So now you’re up and running. Here comes the part where it starts to get interesting. For me, I like to know what the code is actually doing. I don’t want to include code that I don’t need for a couple of reasons: 1) It’s code I don’t need (and that means code that the browser doesn’t need); and 2) If I need to come back and make changes months down the line, it makes it confusing. With the WordPress/ComicPress combination, I don’t know what all the extra code is doing exactly.
For example, there are a lot of ways to change things up, but I wanted to do something simple like take out the down arrow that appears after a menubar item when there are submenu items. I went through the code line-by-line for a couple of days and found that it was just a jumble and the arrow would just not go away. I’m used to coding my own stuff and I try to keep that pretty organized so that I can keep track of it all. The other thing that I’ve found is that I name the parts consistent things in all my sites (so header, navigation, etc.). Since ComicPress has been built by someone else, the naming conventions are slightly different. My assumption is that the menubar is the “menubar at the top” based on looking at the code that’s generated for a page, but maybe I’m way off. In the end, I spent three days trying to make a “simple” edit. Compare that to the half hour that it took me to code my own menubar without the arrow and add it to the website… you can see where I start to get cautious about making the recommendation to edit your site.
How to customize your site – child themes

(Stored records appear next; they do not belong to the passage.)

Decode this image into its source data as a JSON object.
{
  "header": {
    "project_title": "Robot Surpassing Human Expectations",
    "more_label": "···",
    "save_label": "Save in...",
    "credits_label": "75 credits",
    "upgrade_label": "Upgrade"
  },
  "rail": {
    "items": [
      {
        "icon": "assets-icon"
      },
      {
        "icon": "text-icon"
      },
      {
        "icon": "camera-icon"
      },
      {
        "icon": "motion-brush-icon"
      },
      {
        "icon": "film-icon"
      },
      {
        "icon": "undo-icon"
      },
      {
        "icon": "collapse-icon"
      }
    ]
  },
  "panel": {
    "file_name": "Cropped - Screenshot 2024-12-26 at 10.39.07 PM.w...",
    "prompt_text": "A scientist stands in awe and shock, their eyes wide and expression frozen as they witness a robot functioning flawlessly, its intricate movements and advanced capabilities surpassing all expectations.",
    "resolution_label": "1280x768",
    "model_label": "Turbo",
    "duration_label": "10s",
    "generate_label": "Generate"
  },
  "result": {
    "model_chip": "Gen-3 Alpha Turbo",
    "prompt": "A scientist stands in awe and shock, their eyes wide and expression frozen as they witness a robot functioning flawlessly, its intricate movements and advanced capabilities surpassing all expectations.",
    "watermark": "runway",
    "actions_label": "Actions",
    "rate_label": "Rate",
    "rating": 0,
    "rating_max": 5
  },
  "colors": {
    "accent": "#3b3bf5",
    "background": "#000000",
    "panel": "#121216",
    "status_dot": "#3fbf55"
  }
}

Let’s start small with child themes. Puns aside, here’s how to do it: the first thing that I did was to create what is called a “child theme.” To do this, create a new folder in your themes folder on your server. Title it whatever you want to call your theme. Then create a new style sheet with the following copy at the start of the document:
This basically tells WordPress that there’s a new theme and it’s based on an existing theme. So for the above example, I created a new theme called On the Verge (A) and it’s based on the existing comicpress theme (B). Now save this style sheet and put it in the folder that you created on your server. WordPress should now recognize your new theme.
So why create a child theme at all? Basically it’s all about insuring that you don’t lose all your hard work. If you directly alter the existing comicpress theme and then update it in the future, you run the risk of losing your alterations. By using a child theme, any edits are to the child theme and get applied to the existing theme. Updates to the existing theme have no effect on the child theme.
Confused yet? I know I was. But trust me, child themes are the way to go.